The third issue addressed in the previous article relates to the appointment of arbitrators by a national court where parties to an ad hoc arbitration fail to reach an agreement on arbitrators’ appointment.
The problem arose from the fact that the former Armenian Civil Procedural Code did not clearly set out the scope of the courts’ powers to appoint an arbitrator under Articles 11(3) and 11(4) of the Act, which provide that where a party fails to nominate an arbitrator within thirty days from the receipt of a request to do so from the other party, or where the first two arbitrators fail to jointly nominate the third arbitrator within thirty days from their appointment, such appointment shall, upon request by a party, be made by the courts or other authority specified under the Act. As a result, the courts’ practice in handling such requests was unstandardized.
By way of example, in dealing with requests for arbitrators’ appointment under Article 6 of the Act, the courts would on some occasions conduct court hearings while in others only request for additional information from the parties, and at times, the courts would only respond to such requests after 15 days or more. On this issue, I have proposed in my previous article that the Armenian Civil Procedural Code may be amended to expressly regulate the procedures for addressing applications for appointment of arbitrators by the courts.
The revised Armenian Civil Procedure Code has addressed this issue to a certain degree through the introduction of a new Chapter 48, which puts in place procedures to govern the provision of courts’ assistance to arbitration proceedings regarding granting of interim measures, appointment of arbitrators, challenge of arbitrators, arbitrators’ failure or impossibility to act, and taking of evidence.
However, a closer look at the newly added Chapter 48 would reveal unresolved issues that require further attention, particularly in relation the appointment of arbitrators by a national court where parties to an ad hoc arbitration fail to agree.
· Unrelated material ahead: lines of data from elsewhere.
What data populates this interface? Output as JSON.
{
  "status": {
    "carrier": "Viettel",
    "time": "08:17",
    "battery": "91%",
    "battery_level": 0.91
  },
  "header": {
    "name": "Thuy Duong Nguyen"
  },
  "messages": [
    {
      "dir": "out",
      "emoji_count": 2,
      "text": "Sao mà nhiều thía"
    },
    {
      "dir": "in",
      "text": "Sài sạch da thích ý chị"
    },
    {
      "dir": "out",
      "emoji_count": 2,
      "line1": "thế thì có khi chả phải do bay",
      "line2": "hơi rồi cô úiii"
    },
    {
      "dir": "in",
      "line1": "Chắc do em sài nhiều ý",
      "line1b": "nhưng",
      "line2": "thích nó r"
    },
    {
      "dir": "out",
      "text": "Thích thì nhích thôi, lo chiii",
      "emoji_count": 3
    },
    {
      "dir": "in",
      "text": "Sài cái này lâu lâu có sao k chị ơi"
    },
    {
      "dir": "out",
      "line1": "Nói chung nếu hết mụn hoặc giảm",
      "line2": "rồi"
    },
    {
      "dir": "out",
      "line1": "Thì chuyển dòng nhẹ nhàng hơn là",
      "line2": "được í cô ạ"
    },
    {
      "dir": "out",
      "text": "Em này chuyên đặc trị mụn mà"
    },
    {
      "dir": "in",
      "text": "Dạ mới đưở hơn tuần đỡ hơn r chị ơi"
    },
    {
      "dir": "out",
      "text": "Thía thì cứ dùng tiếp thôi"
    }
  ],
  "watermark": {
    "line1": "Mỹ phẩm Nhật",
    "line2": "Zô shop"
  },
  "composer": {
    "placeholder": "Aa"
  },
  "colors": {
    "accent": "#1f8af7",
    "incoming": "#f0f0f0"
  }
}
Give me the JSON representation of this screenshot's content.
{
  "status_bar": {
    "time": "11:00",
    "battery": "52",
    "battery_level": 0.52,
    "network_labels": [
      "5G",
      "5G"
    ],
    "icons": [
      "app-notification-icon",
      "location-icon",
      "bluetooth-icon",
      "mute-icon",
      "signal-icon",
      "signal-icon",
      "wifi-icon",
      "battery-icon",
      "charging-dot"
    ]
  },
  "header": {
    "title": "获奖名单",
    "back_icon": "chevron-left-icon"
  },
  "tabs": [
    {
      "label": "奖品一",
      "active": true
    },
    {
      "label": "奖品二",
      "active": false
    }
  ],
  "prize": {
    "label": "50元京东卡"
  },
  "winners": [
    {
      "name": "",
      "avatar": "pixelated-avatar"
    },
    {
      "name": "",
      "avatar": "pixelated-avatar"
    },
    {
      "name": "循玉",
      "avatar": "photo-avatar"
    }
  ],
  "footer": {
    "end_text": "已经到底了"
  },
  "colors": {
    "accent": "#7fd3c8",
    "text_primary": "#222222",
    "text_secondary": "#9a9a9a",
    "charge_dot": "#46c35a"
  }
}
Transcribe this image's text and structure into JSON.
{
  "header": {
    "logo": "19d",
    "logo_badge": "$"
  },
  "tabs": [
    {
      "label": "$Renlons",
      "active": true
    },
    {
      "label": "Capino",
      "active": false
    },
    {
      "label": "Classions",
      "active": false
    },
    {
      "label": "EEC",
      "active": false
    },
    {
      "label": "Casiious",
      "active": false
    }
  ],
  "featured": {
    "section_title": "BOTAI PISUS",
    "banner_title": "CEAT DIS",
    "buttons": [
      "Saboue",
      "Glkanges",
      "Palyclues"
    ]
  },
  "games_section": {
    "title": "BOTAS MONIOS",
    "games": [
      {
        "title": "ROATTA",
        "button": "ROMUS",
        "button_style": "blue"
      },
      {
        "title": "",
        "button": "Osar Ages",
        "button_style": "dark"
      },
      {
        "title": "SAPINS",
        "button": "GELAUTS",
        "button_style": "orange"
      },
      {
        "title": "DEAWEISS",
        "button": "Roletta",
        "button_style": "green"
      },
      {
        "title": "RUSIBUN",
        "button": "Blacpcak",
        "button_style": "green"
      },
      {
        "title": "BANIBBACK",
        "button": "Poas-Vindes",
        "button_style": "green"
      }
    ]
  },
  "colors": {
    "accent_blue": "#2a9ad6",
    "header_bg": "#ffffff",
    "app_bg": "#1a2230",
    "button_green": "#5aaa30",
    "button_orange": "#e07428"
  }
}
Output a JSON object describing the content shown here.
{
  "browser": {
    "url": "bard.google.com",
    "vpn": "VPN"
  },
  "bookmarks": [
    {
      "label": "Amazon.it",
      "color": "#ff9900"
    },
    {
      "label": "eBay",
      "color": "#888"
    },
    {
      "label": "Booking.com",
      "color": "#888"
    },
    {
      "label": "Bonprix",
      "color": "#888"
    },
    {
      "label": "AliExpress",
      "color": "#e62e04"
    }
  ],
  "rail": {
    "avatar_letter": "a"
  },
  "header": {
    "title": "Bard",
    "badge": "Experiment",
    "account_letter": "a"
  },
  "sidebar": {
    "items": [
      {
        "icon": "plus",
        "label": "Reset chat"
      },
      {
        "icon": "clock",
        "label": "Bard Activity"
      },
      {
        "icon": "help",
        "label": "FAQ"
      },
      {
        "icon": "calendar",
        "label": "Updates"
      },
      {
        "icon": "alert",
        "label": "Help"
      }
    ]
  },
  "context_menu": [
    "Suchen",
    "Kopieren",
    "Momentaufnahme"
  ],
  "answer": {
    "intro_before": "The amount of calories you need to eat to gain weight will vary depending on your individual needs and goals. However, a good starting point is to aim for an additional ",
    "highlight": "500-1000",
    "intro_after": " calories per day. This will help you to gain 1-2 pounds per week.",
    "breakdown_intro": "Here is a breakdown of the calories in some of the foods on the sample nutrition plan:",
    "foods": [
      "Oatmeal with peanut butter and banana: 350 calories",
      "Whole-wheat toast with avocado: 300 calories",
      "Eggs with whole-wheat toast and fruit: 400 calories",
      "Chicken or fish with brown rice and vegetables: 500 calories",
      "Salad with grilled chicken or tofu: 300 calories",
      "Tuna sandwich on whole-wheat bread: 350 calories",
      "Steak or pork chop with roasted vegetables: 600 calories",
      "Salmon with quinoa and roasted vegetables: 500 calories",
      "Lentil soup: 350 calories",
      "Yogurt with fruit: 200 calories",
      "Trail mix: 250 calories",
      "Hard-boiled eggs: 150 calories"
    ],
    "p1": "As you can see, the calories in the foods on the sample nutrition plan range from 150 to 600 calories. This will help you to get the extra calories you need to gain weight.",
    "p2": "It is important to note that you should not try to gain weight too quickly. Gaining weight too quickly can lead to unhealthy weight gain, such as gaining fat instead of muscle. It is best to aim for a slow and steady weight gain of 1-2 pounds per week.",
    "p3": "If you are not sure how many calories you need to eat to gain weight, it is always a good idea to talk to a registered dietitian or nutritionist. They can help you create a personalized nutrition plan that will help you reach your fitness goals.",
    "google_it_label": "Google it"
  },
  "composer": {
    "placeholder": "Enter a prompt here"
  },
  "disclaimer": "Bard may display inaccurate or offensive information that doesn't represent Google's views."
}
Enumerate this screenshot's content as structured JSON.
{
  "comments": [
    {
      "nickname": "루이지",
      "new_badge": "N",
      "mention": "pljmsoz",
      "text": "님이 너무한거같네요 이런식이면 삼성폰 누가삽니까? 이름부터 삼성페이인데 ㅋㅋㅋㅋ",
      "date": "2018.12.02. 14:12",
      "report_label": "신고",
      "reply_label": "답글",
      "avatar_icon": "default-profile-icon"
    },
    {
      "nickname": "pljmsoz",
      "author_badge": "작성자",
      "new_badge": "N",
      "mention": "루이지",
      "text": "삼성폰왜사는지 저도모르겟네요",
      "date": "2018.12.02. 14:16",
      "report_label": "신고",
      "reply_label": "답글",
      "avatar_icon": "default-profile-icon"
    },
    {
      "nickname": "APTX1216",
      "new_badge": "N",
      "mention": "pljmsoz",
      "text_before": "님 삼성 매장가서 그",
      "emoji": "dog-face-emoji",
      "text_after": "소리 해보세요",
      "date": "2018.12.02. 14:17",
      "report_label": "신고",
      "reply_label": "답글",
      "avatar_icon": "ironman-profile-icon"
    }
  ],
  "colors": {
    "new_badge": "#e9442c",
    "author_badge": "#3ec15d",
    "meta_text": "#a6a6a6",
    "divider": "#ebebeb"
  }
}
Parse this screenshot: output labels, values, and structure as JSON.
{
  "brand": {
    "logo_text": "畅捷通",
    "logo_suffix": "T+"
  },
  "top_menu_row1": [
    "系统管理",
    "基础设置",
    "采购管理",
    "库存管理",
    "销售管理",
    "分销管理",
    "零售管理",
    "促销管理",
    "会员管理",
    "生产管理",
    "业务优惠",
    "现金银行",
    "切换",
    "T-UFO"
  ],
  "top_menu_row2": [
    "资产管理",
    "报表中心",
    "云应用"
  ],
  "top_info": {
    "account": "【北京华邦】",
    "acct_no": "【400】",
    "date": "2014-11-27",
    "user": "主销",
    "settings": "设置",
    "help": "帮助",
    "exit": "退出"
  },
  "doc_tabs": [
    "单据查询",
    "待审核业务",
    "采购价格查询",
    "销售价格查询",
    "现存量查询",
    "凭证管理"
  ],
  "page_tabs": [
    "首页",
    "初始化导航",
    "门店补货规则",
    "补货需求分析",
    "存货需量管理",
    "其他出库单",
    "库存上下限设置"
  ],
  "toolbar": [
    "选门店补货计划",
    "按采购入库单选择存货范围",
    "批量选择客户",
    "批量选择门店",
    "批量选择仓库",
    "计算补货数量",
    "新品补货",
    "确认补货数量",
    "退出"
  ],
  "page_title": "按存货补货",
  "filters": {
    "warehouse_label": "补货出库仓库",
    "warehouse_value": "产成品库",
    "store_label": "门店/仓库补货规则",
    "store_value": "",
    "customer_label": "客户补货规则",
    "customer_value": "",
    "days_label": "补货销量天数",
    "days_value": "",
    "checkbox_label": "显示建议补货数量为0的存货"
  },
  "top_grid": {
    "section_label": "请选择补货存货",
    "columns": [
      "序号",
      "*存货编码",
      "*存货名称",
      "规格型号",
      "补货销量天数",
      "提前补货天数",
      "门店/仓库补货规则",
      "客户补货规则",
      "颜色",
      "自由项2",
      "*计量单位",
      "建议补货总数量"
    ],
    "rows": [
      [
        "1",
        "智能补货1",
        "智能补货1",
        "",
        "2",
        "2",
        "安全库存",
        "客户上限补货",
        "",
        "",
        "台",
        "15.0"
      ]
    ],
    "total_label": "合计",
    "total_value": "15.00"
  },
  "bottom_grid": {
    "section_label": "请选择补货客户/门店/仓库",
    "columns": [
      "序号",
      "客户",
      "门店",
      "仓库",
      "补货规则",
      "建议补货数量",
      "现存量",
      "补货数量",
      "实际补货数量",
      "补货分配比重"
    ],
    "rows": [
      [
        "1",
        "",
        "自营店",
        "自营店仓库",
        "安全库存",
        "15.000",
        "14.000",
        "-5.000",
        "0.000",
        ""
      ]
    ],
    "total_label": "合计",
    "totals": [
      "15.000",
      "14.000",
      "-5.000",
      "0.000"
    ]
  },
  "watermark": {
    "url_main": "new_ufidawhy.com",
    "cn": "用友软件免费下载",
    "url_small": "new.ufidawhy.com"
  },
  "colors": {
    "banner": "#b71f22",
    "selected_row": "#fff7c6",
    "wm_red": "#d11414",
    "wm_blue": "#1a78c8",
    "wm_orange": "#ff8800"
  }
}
For example, Article 333 (6) of the revised Armenian Civil Procedural Code requires that, an application to request court interference or assistance to arbitration proceedings must be accompanied by a decision on acceptance of the case issued by the arbitral tribunal. When adopting this amendment, the legislators may have overlooked the difficulty for parties to obtain such required decision of the arbitral tribunal in an ad hoc arbitration, given that the parties would be requiring courts’ assistance with appointment of arbitrators in the first place.
One solution to this issue may be a further amendment to the Armenian Civil Procedural Code to include additional exceptions from such requirement, especially for cases where an application is submitted for the courts’ assistance with arbitrators’ appointment.
Certainly, arbitration practitioners would welcome the resolution of ambiguity with ascertaining the designated court in ad hoc arbitrations where Yerevan is chosen as the place of arbitration, as well as the enhanced viability of interim measures applications in the context of ad hoc arbitrations in Armenia.
However, parties to an ad hoc arbitration who fail to agree on arbitrators’ appointment may continue to find themselves in “deadlocks” when seeking assistance from national courts. One effective solution could be the designation of more specialized local institutions such as the Arbitrators Association of Armenia, as appointing authority in an arbitration agreement.
In sum, although having given rise to new issues, the revised Armenian Civil Procedural Code offers various solutions to problems previously faced in commercial arbitrations in Armenia, which signifies one giant step forward in developing Armenia as an arbitration-friendly jurisdiction.
|↑1||Article 9 of the Act.|
|↑2||Articles 11(3) and 11(4) of the Act.|
|↑3||Article 13(3) of the Act.|
|↑4||Article 14 of the Act.|
|↑5||Article 27 of the Act.|
|↑6||See for example, the decision of the Court of General Jurisdiction of Arabkir and Qanaqer-Zeytun Administrative Districts dated 18 May 2017 (case number Մ-8175/17).|